In a decision that has outraged animal lovers everywhere, the ban prohibiting horse slaughter has been lifted, and federal funds for horse meat inspection by the USDA will now be available. As cited by the ASPCA, this decision will benefit foreign markets, as horse meat is not eaten by Americans (at least not currently or legally). An article by the Christian Science Monitor breaks down what this means:
A Department of Agriculture bill, signed into law Nov. 18, reinstates federal funding for USDA inspection of horse meat intended for human consumption, which Congress had withheld since 2006. That de facto ban on horse slaughter has now come to an end, to the outrage of the animal rights community, amid reports that US horse owners were simply shipping their animals to Mexico and Canada or slaughter and processing.
Some feel that this bill will be a good thing, and create more humane conditions for which horses are slaughtered, but the animal rights community worries that this will motivate a surge in horse slaughterhouses and horse meat production, which could disturb the population of wild horses, or lead to horses kept in conditions similar to those of factory farms.

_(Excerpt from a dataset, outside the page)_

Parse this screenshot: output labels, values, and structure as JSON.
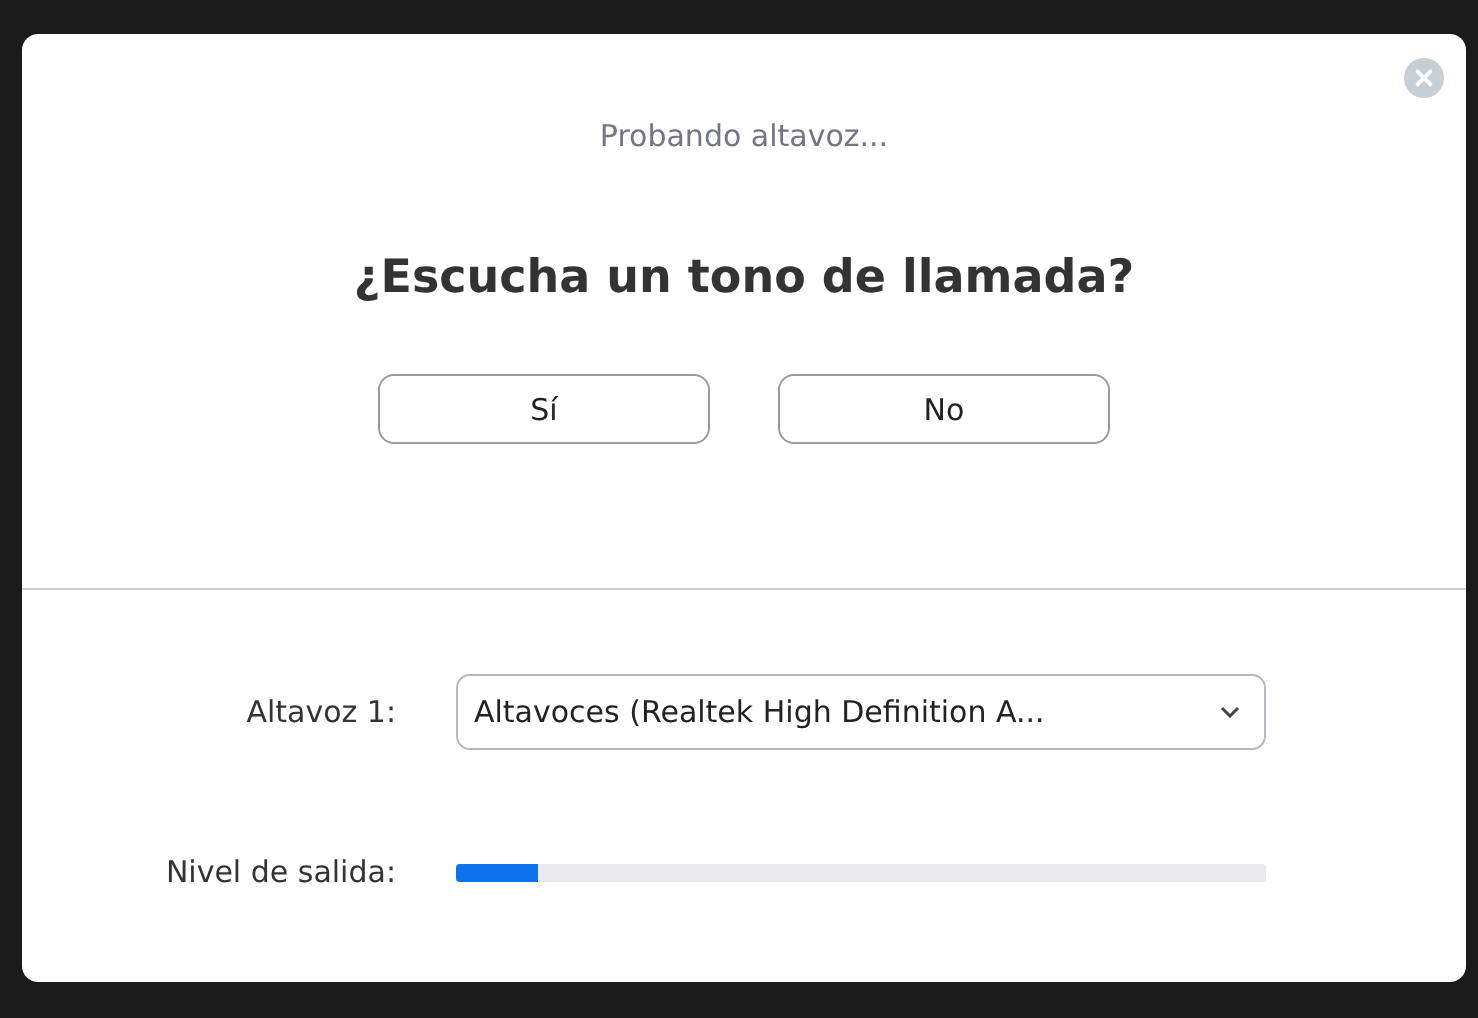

Other support believes that this is a positive action due to the amount of horses abandoned in the poor economy. The Monitor states that “Before the ban, the horse slaughter business generated some $65 million in revenues a year.”
For those interested in taking a stand on this issue, the ASPCA has developed a signature page to contact legislators to support the American Horse Slaughter Prevention Act of 2011.